Logan Carter, Southern Utah University
Many students learn best from hands on activities. I myself have had several experiences that have led to deeper understanding and growth. I have participated in many scientific extra-curricular activities such as the SUU Science and Engineering fair, The International Science and Engineering fair, and NCSSSMST conventions. Throughout all of these I gained a deeper understanding of scientific concepts. To test the hypothesis that learning in elementary school students may be affected positively by experiential learning because it engages them in whole brain learning, I have designed an engaged learning set of activities. I will test these activities on approximately twenty students between the ages of nine and eleven at North Elementary School. I will measure how students respond to a set of experiential learning activities through pre and post-activity assessments. For example, we will learn about parental care in amphibians, specifically Alytes spp. -the midwife toads. Male midwife toads wrap the fertilized eggs on their legg’s and care for them until they hatch. The activity would be to split the students into groups and making one group gives the other group the eggs (balloons on a string) to the other group to simulate caring for them. That group would then race to a finish line with the balloons around their legs, making sure not to break any of the eggs.
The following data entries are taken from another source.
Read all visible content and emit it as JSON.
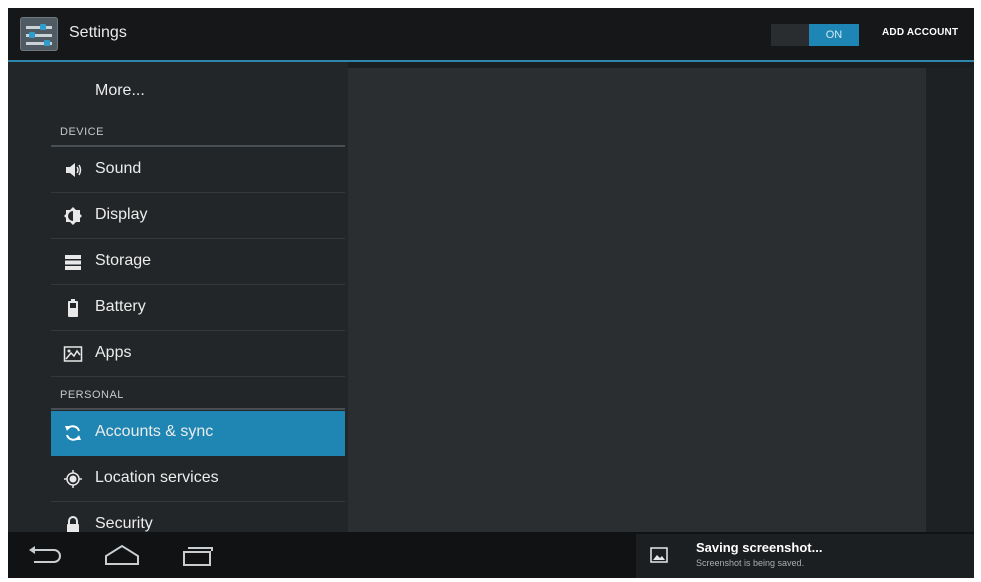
{
  "actionbar": {
    "title": "Settings",
    "toggle_label": "ON",
    "add_account_label": "ADD ACCOUNT"
  },
  "sidebar": {
    "more_label": "More...",
    "sections": [
      {
        "header": "DEVICE",
        "items": [
          {
            "label": "Sound",
            "icon": "speaker-icon"
          },
          {
            "label": "Display",
            "icon": "brightness-icon"
          },
          {
            "label": "Storage",
            "icon": "storage-icon"
          },
          {
            "label": "Battery",
            "icon": "battery-icon"
          },
          {
            "label": "Apps",
            "icon": "apps-icon"
          }
        ]
      },
      {
        "header": "PERSONAL",
        "items": [
          {
            "label": "Accounts & sync",
            "icon": "sync-icon",
            "selected": true
          },
          {
            "label": "Location services",
            "icon": "location-icon"
          },
          {
            "label": "Security",
            "icon": "lock-icon"
          }
        ]
      }
    ]
  },
  "notification": {
    "title": "Saving screenshot...",
    "subtitle": "Screenshot is being saved."
  },
  "colors": {
    "accent": "#1f86b3",
    "background": "#1b1e20",
    "panel": "#2b2e31"
  }
}
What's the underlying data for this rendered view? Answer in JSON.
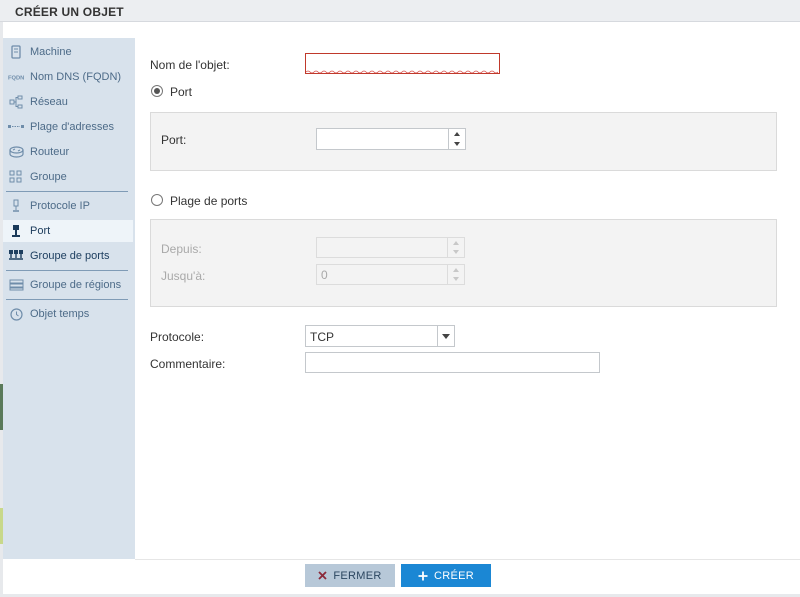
{
  "dialog": {
    "title": "CRÉER UN OBJET"
  },
  "sidebar": {
    "items": [
      {
        "label": "Machine",
        "icon": "server-icon"
      },
      {
        "label": "Nom DNS (FQDN)",
        "icon": "fqdn-icon"
      },
      {
        "label": "Réseau",
        "icon": "network-icon"
      },
      {
        "label": "Plage d'adresses",
        "icon": "address-range-icon"
      },
      {
        "label": "Routeur",
        "icon": "router-icon"
      },
      {
        "label": "Groupe",
        "icon": "group-icon"
      },
      {
        "label": "Protocole IP",
        "icon": "protocol-icon"
      },
      {
        "label": "Port",
        "icon": "port-icon",
        "active": true
      },
      {
        "label": "Groupe de ports",
        "icon": "port-group-icon"
      },
      {
        "label": "Groupe de régions",
        "icon": "region-group-icon"
      },
      {
        "label": "Objet temps",
        "icon": "clock-icon"
      }
    ]
  },
  "form": {
    "name_label": "Nom de l'objet:",
    "name_value": "",
    "port_radio_label": "Port",
    "port_field_label": "Port:",
    "port_value": "",
    "range_radio_label": "Plage de ports",
    "from_label": "Depuis:",
    "from_value": "",
    "to_label": "Jusqu'à:",
    "to_value": "0",
    "protocol_label": "Protocole:",
    "protocol_value": "TCP",
    "comment_label": "Commentaire:",
    "comment_value": ""
  },
  "buttons": {
    "close": "FERMER",
    "create": "CRÉER"
  },
  "colors": {
    "accent": "#1b87d4",
    "close_button": "#b7c8d8",
    "sidebar_bg": "#d8e2ec",
    "error_border": "#c0392b"
  }
}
The students with the most unbroken eggs would be awarded a prize for parental care. Experiential learning is an effective way for students to gain knowledge.